Raytheon Canada of Calgary alleges that soldiers from Garrison Petawawa in the Ottawa Valley, along with officials from Public Works, now known as Public Services and Procurement, did not follow proper procedures in their evaluation of high-tech equipment for the battlefield.
The equipment from the Integrated Soldier System Project, or ISSP, will improve the way soldiers communicate in the field.
Raytheon Canada, with facilities in Ottawa and Calgary, filed its complaint with the Canadian International Trade Tribunal in September and is expecting a ruling next month.
“We expect to receive a result from this protest process in February,” Terry Manion, vice president of Raytheon Canada, stated in an email. “We look forward to a positive outcome that produces a fair, reliable and objective result. Because deliberations are currently ongoing we are unable to comment further at this time.”
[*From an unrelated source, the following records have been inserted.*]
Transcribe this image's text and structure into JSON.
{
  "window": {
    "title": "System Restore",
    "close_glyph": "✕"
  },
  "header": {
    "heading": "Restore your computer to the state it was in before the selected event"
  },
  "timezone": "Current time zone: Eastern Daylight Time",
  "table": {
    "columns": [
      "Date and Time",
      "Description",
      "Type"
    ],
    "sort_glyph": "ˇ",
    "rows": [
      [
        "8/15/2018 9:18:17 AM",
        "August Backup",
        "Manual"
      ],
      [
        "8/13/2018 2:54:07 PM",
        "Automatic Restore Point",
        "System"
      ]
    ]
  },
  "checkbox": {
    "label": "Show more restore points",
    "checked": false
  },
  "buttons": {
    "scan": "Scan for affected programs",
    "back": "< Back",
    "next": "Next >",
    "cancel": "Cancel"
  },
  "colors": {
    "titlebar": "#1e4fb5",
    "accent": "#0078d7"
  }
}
Rheinmetall Canada was selected to provide the high-tech gear which would not only allow troops to track each other as they move throughout the battlefield, but feed communications and targeting information into their helmets or data devices they could carry.
Alain Tremblay, vice-president of business development for Rheinmetall Canada, said the firm could not comment because the issue is now before the tribunal.
Public Services and Procurement Canada declined to comment because of the ongoing tribunal proceedings but noted that it is committed to open and fair competitions. The Integrated Soldier System Project is continuing as scheduled and has not been delayed, a Public Services official added.
In its complaint to the tribunal, Raytheon alleges that the evaluation of the equipment was “arbitrary and imprecise.”
It noted that the soldiers at Garrison Petawawa who performed the evaluation “lacked the necessary expertise,” that they based their evaluation on undisclosed criteria, and that the government failed to follow the stated process.
“Aspects of the evaluation process raise a reasonable apprehension of bias,” the Raytheon complaint alleged.
It has asked the tribunal to terminate the contract to Rheinmetall and have the federal government re-evaluate the bids it received for the ISSP.
Raytheon Canada also wants to receive compensation for the costs it incurred as a result of the Public Services and Procurement department failing to tell the firm that it had not passed a key part of the evaluation. Relying on assurances from the federal department that it had passed the written portion of the competition, the company continued to pump in money preparing for a possible contract award.
Rheinmetall is continuing to work on the project and is expected to finish the first phase sometime this year, according to Department of National Defence sources. Once that is successfully done the government will proceed with the option of buying more than 4,000 of the systems for the troops.